  7. Place in warm place. Hint: On top of your water heater is a nice spot.
  8. Check the seeds for sprouting every day (this allows air to circulate so mold doesn’t grow) and make sure that the paper towel is moist. Hint: If you need to dampen, a spray bottle of water works nicely.
  9. Optional: Track your results.

If the seeds do not sprout, it’s time to buy more seeds.

If they do sprout, you’ll want to do some math to figure out how viable the seeds actually are.The number determines how thickly you may have to sow them.

Seed Viability Math

Take the number of seedlings that germinate on your paper towel x 10 (the number of seeds you placed there) to get the percentage of viability. If you have at least 8 seedlings sprout, the math would be: 8 x 10, which equals 80 percent germination.

If you get at least 80 percent germination then you can more than likely sow as normal. Anything less than 80 percent, then you should probably prepare to sow your seeds thickly, by placing a large amount of seeds in one area, in order to generate a plant. Or make the decision to throw away the seeds completely.

Planting Your Germinated Seedlings

young seedling

“Young Plant” image courtesy of amenic181 / FreeDigitalPhotos.net. Click on picture to be taken to site.

You can and should, of course, plant your germinated seedlings.

You do this preferably when you begin to see the tiny leaves open and a root formed.

At this point, however, getting the seedling off the paper towel may become a challenge, but DO NOT PULL for risk of breaking off the root. Rather, tear the towel around the seedling and plant the piece of paper towel with the root, because the paper towel is biodegradable.

Side note: A paper towel is also compostable material. You can always put paper towels in your compost pile as long as they do not contain oils or soap residue.

More Science Experiments

If all this learning and growing makes you crave more, you should try out different processes while germinating and track the results. For example:

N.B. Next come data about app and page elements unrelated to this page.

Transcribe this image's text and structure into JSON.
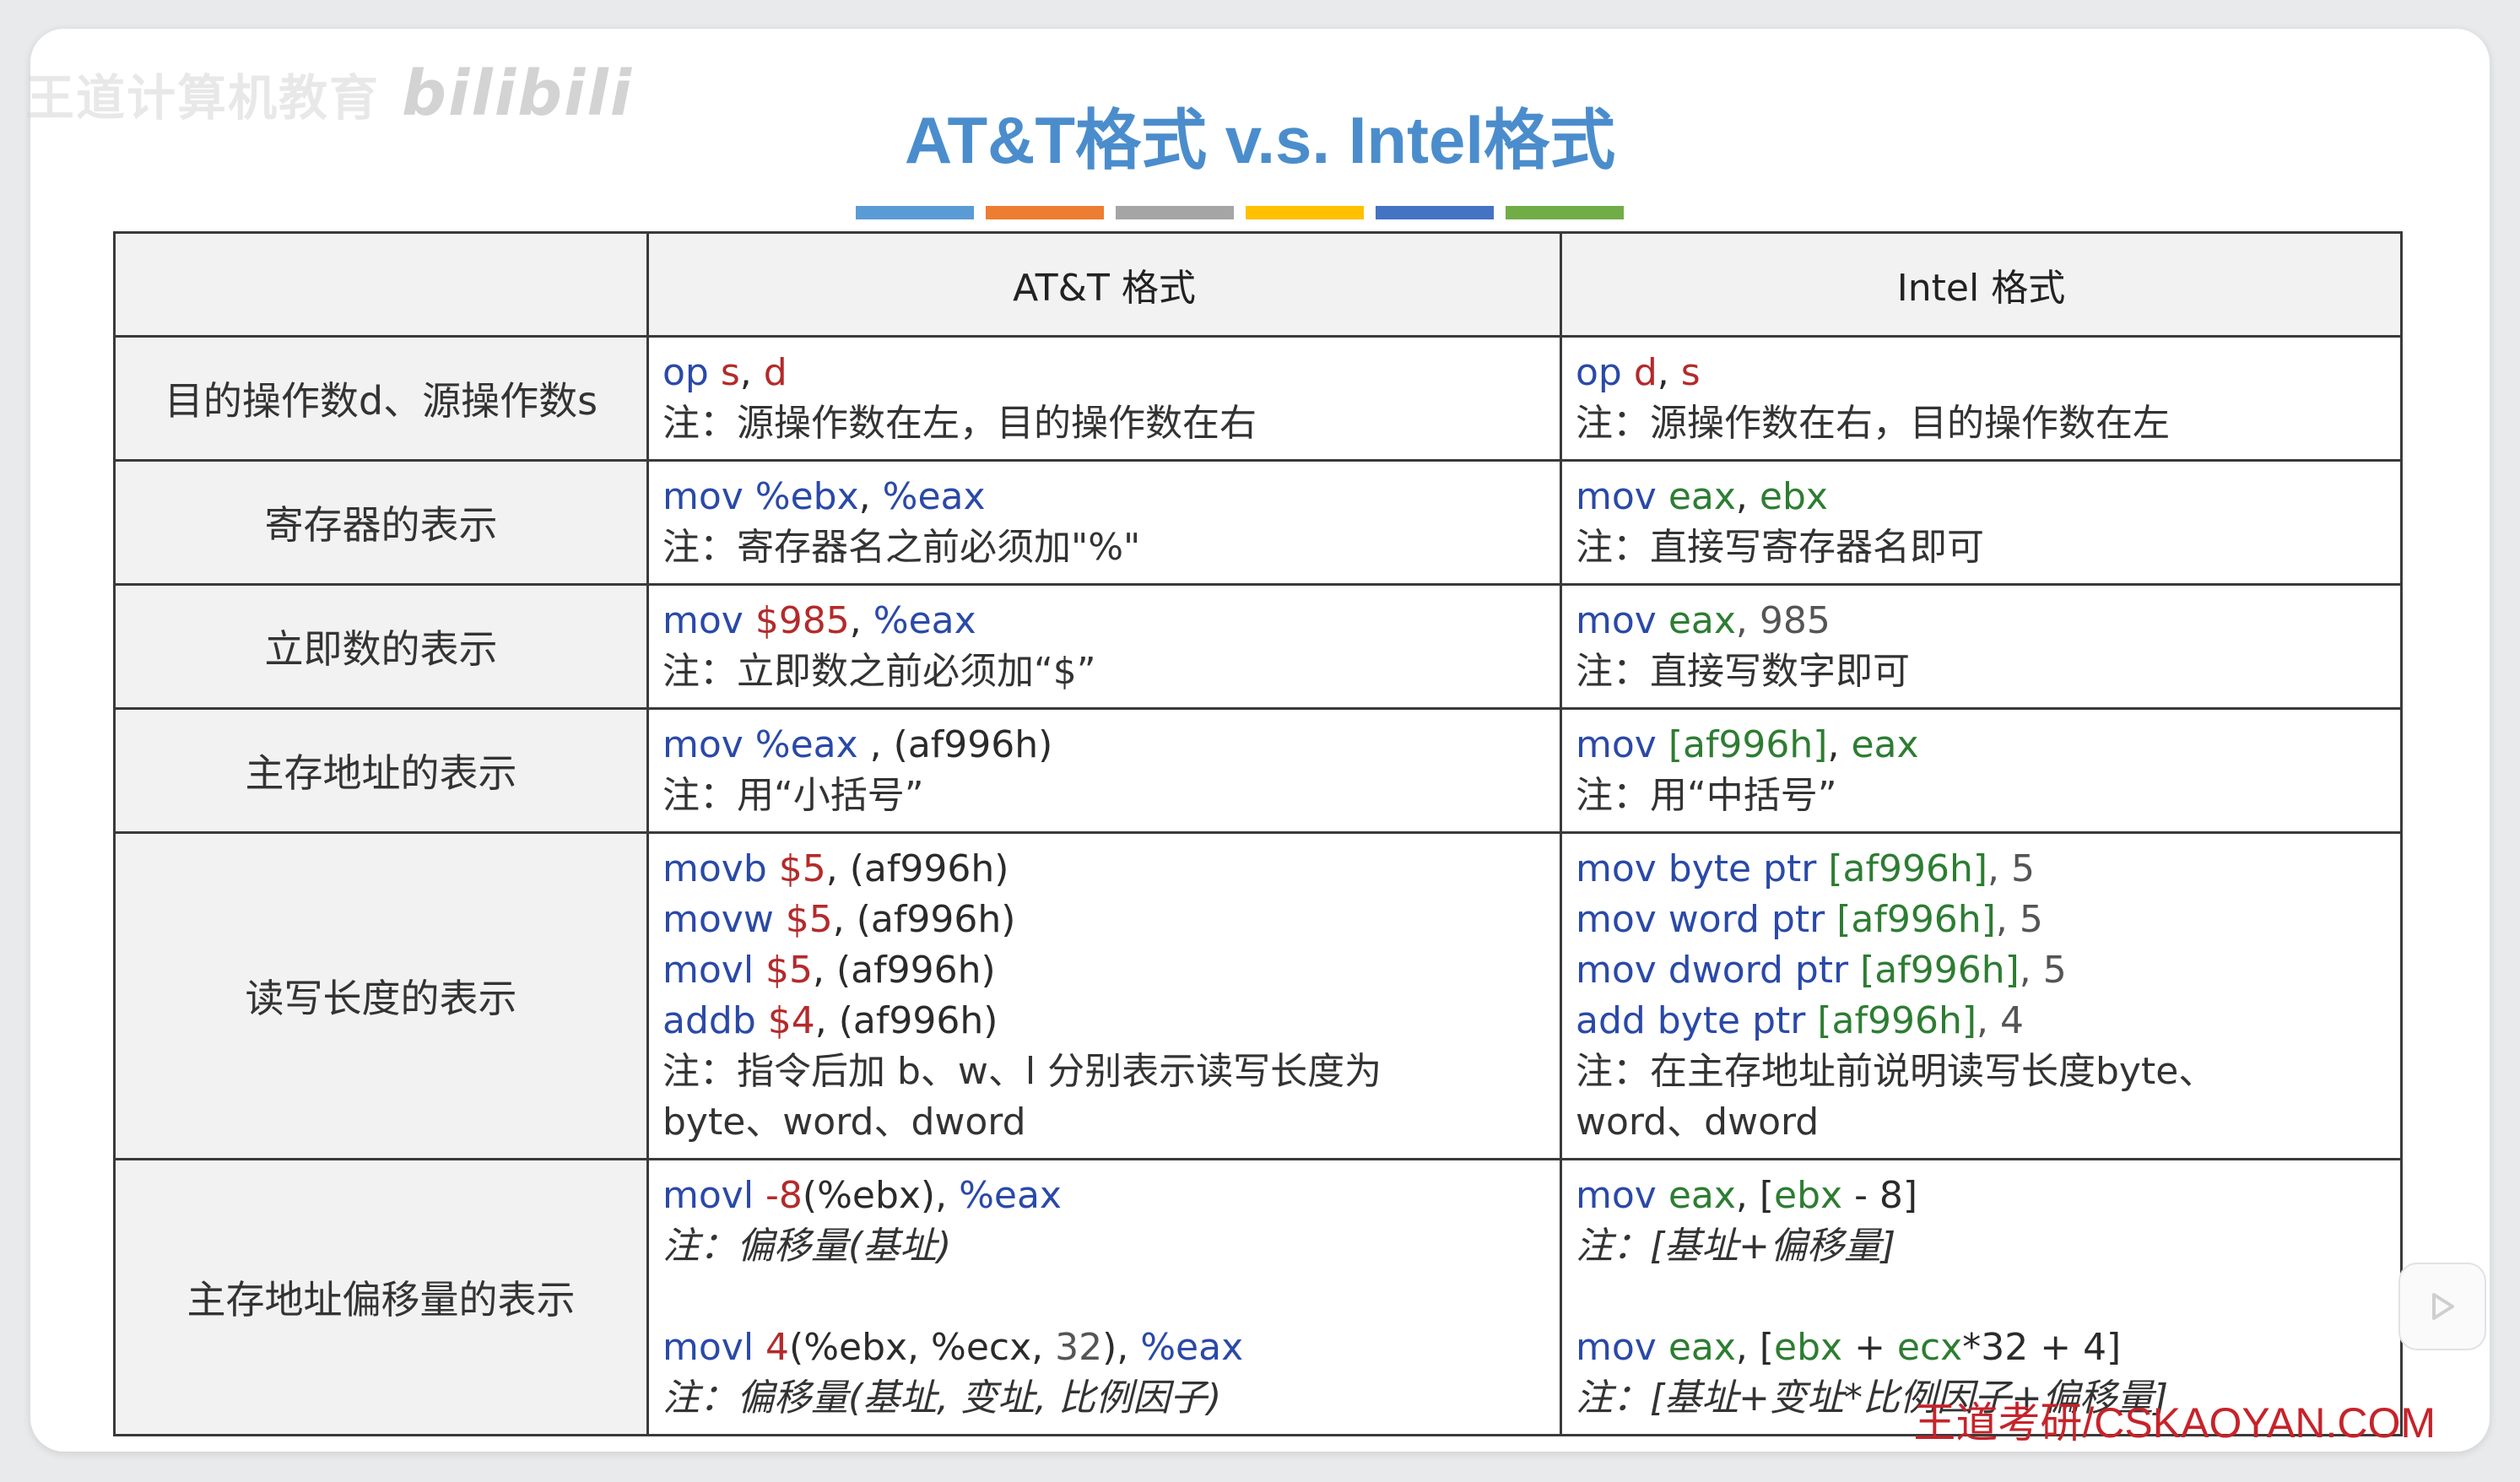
{
  "watermark": {
    "text": "王道计算机教育",
    "logo": "bilibili"
  },
  "title": "AT&T格式 v.s. Intel格式",
  "stripe_colors": [
    "#5b9bd5",
    "#ed7d31",
    "#a5a5a5",
    "#ffc000",
    "#4472c4",
    "#70ad47"
  ],
  "colors": {
    "blue": "#2a49a8",
    "red": "#b42a2a",
    "green": "#2d7d32",
    "title": "#4b8dcc"
  },
  "header": {
    "empty": "",
    "att": "AT&T 格式",
    "intel": "Intel 格式"
  },
  "rows": [
    {
      "label": "目的操作数d、源操作数s",
      "att": [
        [
          [
            "op ",
            "blue"
          ],
          [
            "s",
            "red"
          ],
          [
            ", ",
            "dark"
          ],
          [
            "d",
            "red"
          ]
        ],
        [
          [
            "注：源操作数在左，目的操作数在右",
            "note"
          ]
        ]
      ],
      "intel": [
        [
          [
            "op ",
            "blue"
          ],
          [
            "d",
            "red"
          ],
          [
            ", ",
            "dark"
          ],
          [
            "s",
            "red"
          ]
        ],
        [
          [
            "注：源操作数在右，目的操作数在左",
            "note"
          ]
        ]
      ]
    },
    {
      "label": "寄存器的表示",
      "att": [
        [
          [
            "mov %ebx",
            "blue"
          ],
          [
            ", ",
            "dark"
          ],
          [
            "%eax",
            "blue"
          ]
        ],
        [
          [
            "注：寄存器名之前必须加\"%\"",
            "note"
          ]
        ]
      ],
      "intel": [
        [
          [
            "mov ",
            "blue"
          ],
          [
            "eax",
            "green"
          ],
          [
            ", ",
            "dark"
          ],
          [
            "ebx",
            "green"
          ]
        ],
        [
          [
            "注：直接写寄存器名即可",
            "note"
          ]
        ]
      ]
    },
    {
      "label": "立即数的表示",
      "att": [
        [
          [
            "mov ",
            "blue"
          ],
          [
            "$985",
            "red"
          ],
          [
            ", ",
            "dark"
          ],
          [
            "%eax",
            "blue"
          ]
        ],
        [
          [
            "注：立即数之前必须加“$”",
            "note"
          ]
        ]
      ],
      "intel": [
        [
          [
            "mov ",
            "blue"
          ],
          [
            "eax",
            "green"
          ],
          [
            ", 985",
            "gray"
          ]
        ],
        [
          [
            "注：直接写数字即可",
            "note"
          ]
        ]
      ]
    },
    {
      "label": "主存地址的表示",
      "att": [
        [
          [
            "mov %eax",
            "blue"
          ],
          [
            " , (af996h)",
            "dark"
          ]
        ],
        [
          [
            "注：用“小括号”",
            "note"
          ]
        ]
      ],
      "intel": [
        [
          [
            "mov ",
            "blue"
          ],
          [
            "[af996h]",
            "green"
          ],
          [
            ", ",
            "dark"
          ],
          [
            "eax",
            "green"
          ]
        ],
        [
          [
            "注：用“中括号”",
            "note"
          ]
        ]
      ]
    },
    {
      "label": "读写长度的表示",
      "att": [
        [
          [
            "movb ",
            "blue"
          ],
          [
            "$5",
            "red"
          ],
          [
            ", (af996h)",
            "dark"
          ]
        ],
        [
          [
            "movw ",
            "blue"
          ],
          [
            "$5",
            "red"
          ],
          [
            ", (af996h)",
            "dark"
          ]
        ],
        [
          [
            "movl ",
            "blue"
          ],
          [
            "$5",
            "red"
          ],
          [
            ", (af996h)",
            "dark"
          ]
        ],
        [
          [
            "addb ",
            "blue"
          ],
          [
            "$4",
            "red"
          ],
          [
            ", (af996h)",
            "dark"
          ]
        ],
        [
          [
            "注：指令后加 b、w、l 分别表示读写长度为",
            "note"
          ]
        ],
        [
          [
            "byte、word、dword",
            "note"
          ]
        ]
      ],
      "intel": [
        [
          [
            "mov byte ptr ",
            "blue"
          ],
          [
            "[af996h]",
            "green"
          ],
          [
            ", 5",
            "gray"
          ]
        ],
        [
          [
            "mov word ptr ",
            "blue"
          ],
          [
            "[af996h]",
            "green"
          ],
          [
            ", 5",
            "gray"
          ]
        ],
        [
          [
            "mov dword ptr ",
            "blue"
          ],
          [
            "[af996h]",
            "green"
          ],
          [
            ", 5",
            "gray"
          ]
        ],
        [
          [
            "add byte ptr ",
            "blue"
          ],
          [
            "[af996h]",
            "green"
          ],
          [
            ", 4",
            "gray"
          ]
        ],
        [
          [
            "注：在主存地址前说明读写长度byte、",
            "note"
          ]
        ],
        [
          [
            "word、dword",
            "note"
          ]
        ]
      ]
    },
    {
      "label": "主存地址偏移量的表示",
      "att": [
        [
          [
            "movl ",
            "blue"
          ],
          [
            "-8",
            "red"
          ],
          [
            "(%ebx), ",
            "dark"
          ],
          [
            "%eax",
            "blue"
          ]
        ],
        [
          [
            "注：偏移量(基址)",
            "note it"
          ]
        ],
        [],
        [
          [
            "movl ",
            "blue"
          ],
          [
            "4",
            "red"
          ],
          [
            "(%ebx, %ecx, ",
            "dark"
          ],
          [
            "32",
            "gray"
          ],
          [
            "), ",
            "dark"
          ],
          [
            "%eax",
            "blue"
          ]
        ],
        [
          [
            "注：偏移量(基址, 变址, 比例因子)",
            "note it"
          ]
        ]
      ],
      "intel": [
        [
          [
            "mov ",
            "blue"
          ],
          [
            "eax",
            "green"
          ],
          [
            ", [",
            "dark"
          ],
          [
            "ebx",
            "green"
          ],
          [
            " - 8]",
            "dark"
          ]
        ],
        [
          [
            "注：[基址+偏移量]",
            "note it"
          ]
        ],
        [],
        [
          [
            "mov ",
            "blue"
          ],
          [
            "eax",
            "green"
          ],
          [
            ", [",
            "dark"
          ],
          [
            "ebx",
            "green"
          ],
          [
            " + ",
            "dark"
          ],
          [
            "ecx",
            "green"
          ],
          [
            "*32 + 4]",
            "dark"
          ]
        ],
        [
          [
            "注：[基址+变址*比例因子+偏移量]",
            "note it"
          ]
        ]
      ]
    }
  ],
  "footer": "王道考研/CSKAOYAN.COM",
  "play_icon": "play-icon"
}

  • Put seeds on a moist paper towel that lines a foil pie pan. Leave the paper towel open, cover the pie in with plastic wrap, poke a few holes in the wrap, and place under a light source. Compare this method with the process mentioned earlier in this post.
  • Try soaking the seeds and compare germination rates with seeds that are not soaked.
  • Try freezing seeds before germinating and compare with microwaving them.
  • Try starting off all seeds in a warm spot, but then take half the seeds and place in a cold area to see what the temperature change does.
  • Does it make a difference if you talk to your germinating plants? Do an experiment.

Let your imagination go and have fun. Let Keep Akron Beautiful know how your experiments turn out by commenting. Just click below on Leave a reply.